It turns out that women need more sleep than men, so the lack of sleep has even more negative mental and physical effects on them. Duke Medical Center researchers found that women are at a greater risk for heart disease, Type 2 diabetes, and depression. “We found that for women, poor sleep is strongly associated with high levels of psychological distress, and greater feelings of hostility, depression and anger,” said Edward Suarez, the lead author of the study. “In contrast, these feelings were not associated with the same degree of sleep disruption in men.”
As women have entered the workplace—a workplace created in large measure by men, which uses our willingness to work long hours until we ultimately burn out as a proxy for commitment and dedication—they are still stuck with the heavy lifting when it comes to housework. The upshot is that women end up making even more withdrawals from their sleep bank. “They have so many commitments, and sleep starts to get low on the totem pole,” says Michael Breus, the author of Beauty Sleep. “They may know that sleep should be a priority, but then, you know, they’ve just got to get that last thing done. And that’s when it starts to get bad.”
According to Dr. William Dement, the founder of the Stanford Sleep Disorders Clinic (the first of its kind), working mothers who have young children at home have seen an additional 241 hours of work and commuting time added to their lives annually since 1969.

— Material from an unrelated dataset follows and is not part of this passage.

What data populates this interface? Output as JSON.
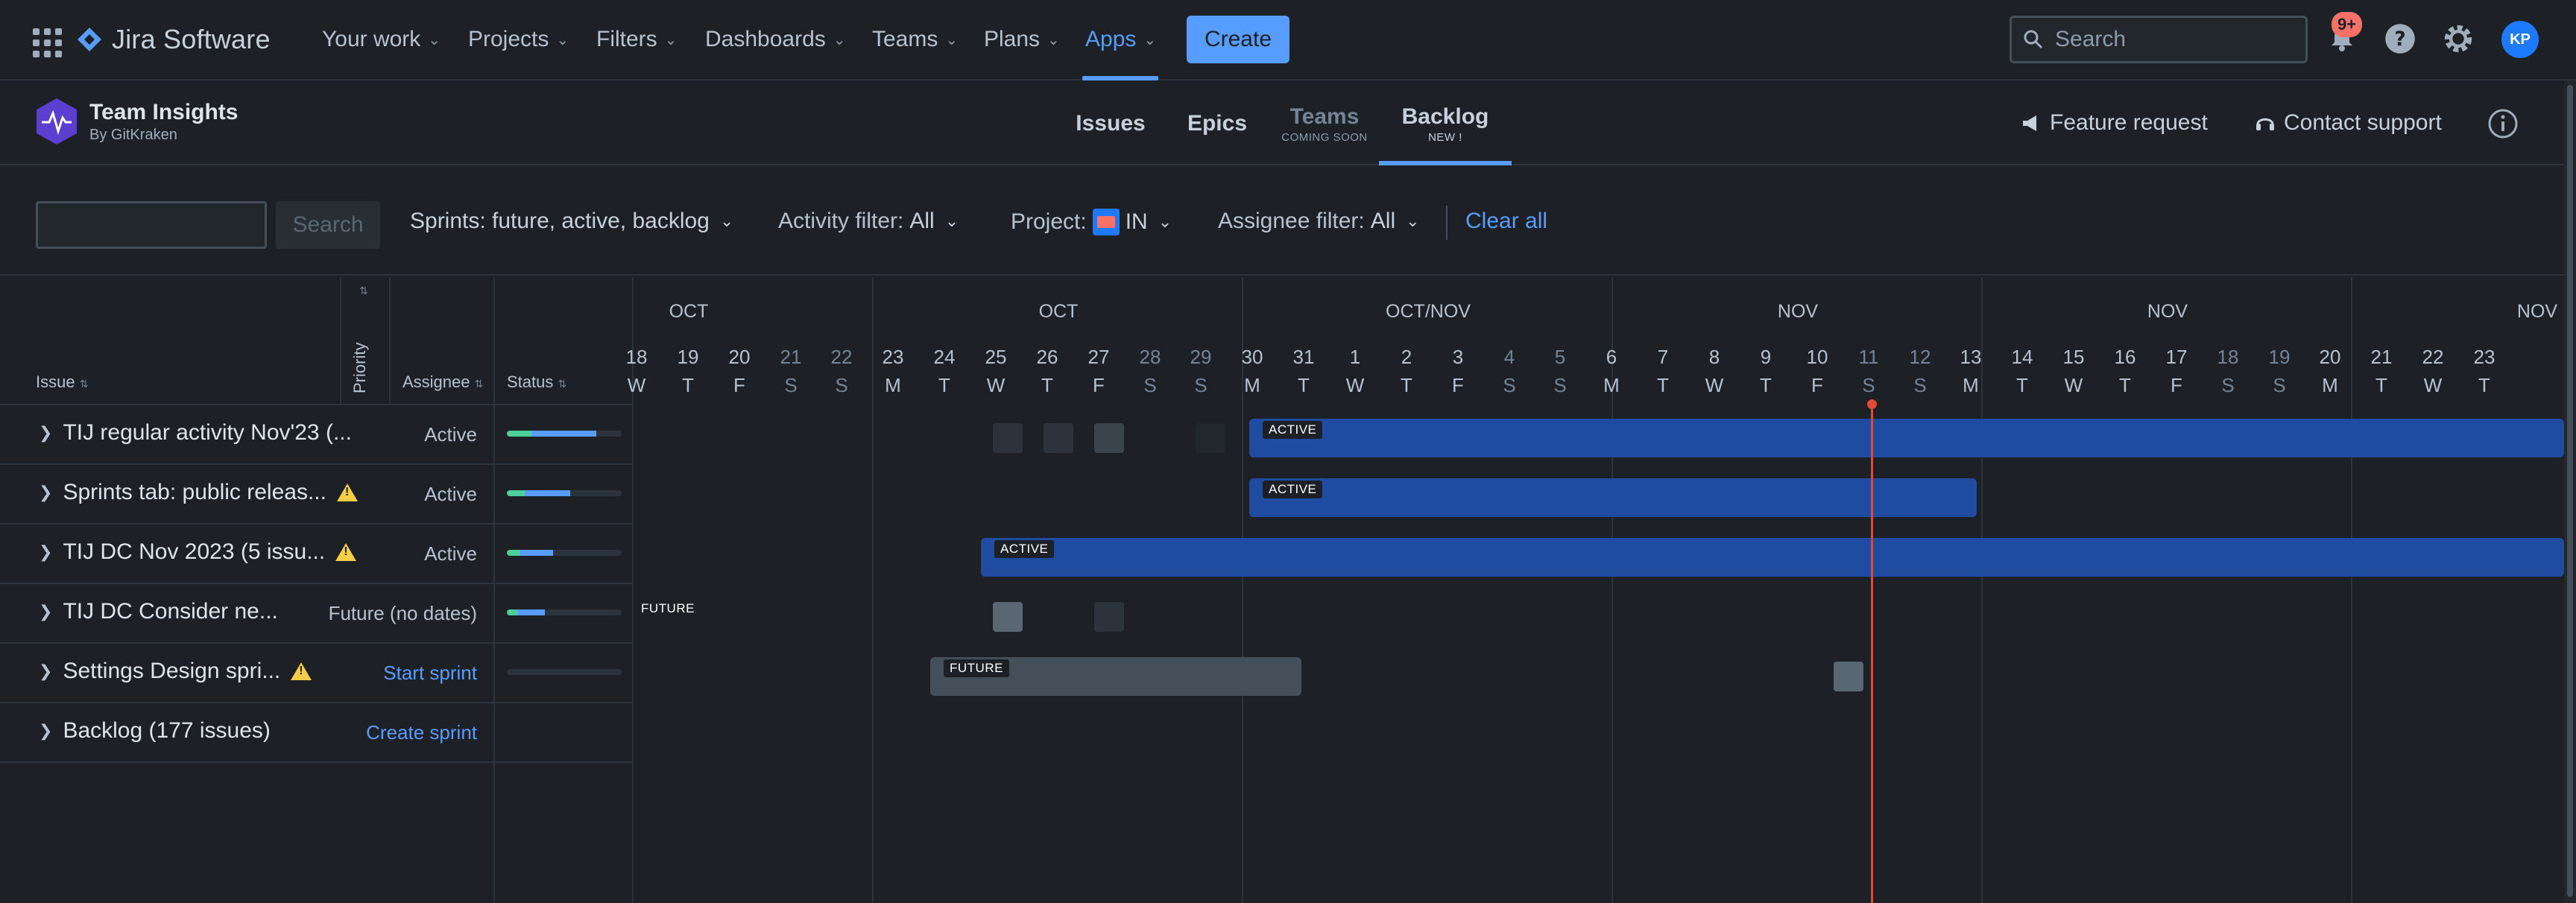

Sarah Bunton, a mother and cognitive-skills trainer, described her experience on The Huffington Post: “Do you ever have one of those days where you want to hit pause? Let me rephrase: do you ever have a day where you don’t want to hit pause? . . . There really isn’t an end of the day for most moms, working or otherwise. There’s usually not a beginning, either, just a continuation of whatever chaos preceded the momentary silence . . . Mommy wants a nap.”
“Let’s face it, women today are tired. Done. Cooked. Fried,” wrote Karen Brody, founder of the meditation program Bold Tranquility. “I coach busy women and this is what they tell me all the time: ‘I spent years getting educated and now I don’t have any energy to work.’ ”
Dr. Frank Lipman, the founder of the Eleven Eleven Wellness Center in New York, sees so many patients who are sleep-deprived and exhausted that he came up with his own term for them. “I started calling these patients ‘spent,’ because that was how they seemed to me,” he writes. He compares this to his time working in rural South Africa: “There I saw many diseases arising from poverty and malnutrition but I didn’t see anyone who was ‘spent,’ as I do today in New York.”
The world is too much with us; late and soon,
Getting and spending, we lay waste our powers . . .
For this, for everything, we are out of tune.
—William Wordsworth, “The World Is Too Much with Us”